August 17, 2017
Gastric carcinoma is one of the most common causes of cancer-related deaths, primarily because most patients present at an advanced stage of the disease. The main cause of this cancer is the bacterium Helicobacter pylori, ...

Two-step process leads to cell immortalization and cancer

August 17, 2017
A mutation that helps make cells immortal is critical to the development of a tumor, but new research at the University of California, Berkeley suggests that becoming immortal is a more complicated process than originally ...

New Pathology Atlas maps genes in cancer to accelerate progress in personalized medicine

August 17, 2017
A new Pathology Atlas is launched today with an analysis of all human genes in all major cancers showing the consequence of their corresponding protein levels for overall patient survival. The difference in expression patterns ...

Female mouse embryos actively remove male reproductive systems

August 17, 2017
A protein called COUP-TFII determines whether a mouse embryo develops a male reproductive tract, according to researchers at the National Institutes of Health and their colleagues at Baylor College of Medicine, Houston. The ...

New technique overcomes genetic cause of infertility

August 17, 2017
Scientists have created healthy offspring from genetically infertile male mice, offering a potential new approach to tackling a common genetic cause of human infertility.

Inhibiting a protein found to reduce progression of Alzheimer's and ALS in mice

August 17, 2017
(Medical Xpress)—A team of researchers with Genetech Inc. and universities in Hamburg and San Francisco has found that inhibiting the creation of a protein leads to a reduction in the progression of Alzheimer's disease ...

0 comments

Please sign in to add a comment.
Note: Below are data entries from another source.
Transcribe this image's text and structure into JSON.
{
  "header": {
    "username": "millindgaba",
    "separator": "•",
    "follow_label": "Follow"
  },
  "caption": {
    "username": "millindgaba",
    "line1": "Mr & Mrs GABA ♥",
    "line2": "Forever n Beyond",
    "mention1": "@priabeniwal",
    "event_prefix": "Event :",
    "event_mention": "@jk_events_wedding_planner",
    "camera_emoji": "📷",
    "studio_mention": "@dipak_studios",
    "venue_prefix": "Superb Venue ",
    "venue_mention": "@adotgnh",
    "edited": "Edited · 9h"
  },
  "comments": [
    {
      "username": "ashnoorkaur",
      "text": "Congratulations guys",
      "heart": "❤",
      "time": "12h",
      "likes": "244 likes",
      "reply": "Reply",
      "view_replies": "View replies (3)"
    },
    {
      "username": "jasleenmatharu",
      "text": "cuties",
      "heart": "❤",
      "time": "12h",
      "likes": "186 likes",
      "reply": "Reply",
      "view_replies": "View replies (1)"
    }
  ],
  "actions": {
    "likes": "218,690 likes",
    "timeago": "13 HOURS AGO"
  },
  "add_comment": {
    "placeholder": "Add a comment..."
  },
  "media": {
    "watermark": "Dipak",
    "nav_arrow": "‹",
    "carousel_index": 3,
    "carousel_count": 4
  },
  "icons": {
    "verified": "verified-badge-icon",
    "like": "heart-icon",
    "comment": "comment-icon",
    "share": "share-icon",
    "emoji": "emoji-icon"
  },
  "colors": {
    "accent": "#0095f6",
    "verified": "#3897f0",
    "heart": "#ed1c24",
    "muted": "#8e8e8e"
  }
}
Registration is free, and takes less than a minute. Read more

Click here to reset your password.
Sign in to get notified via email when new comments are made.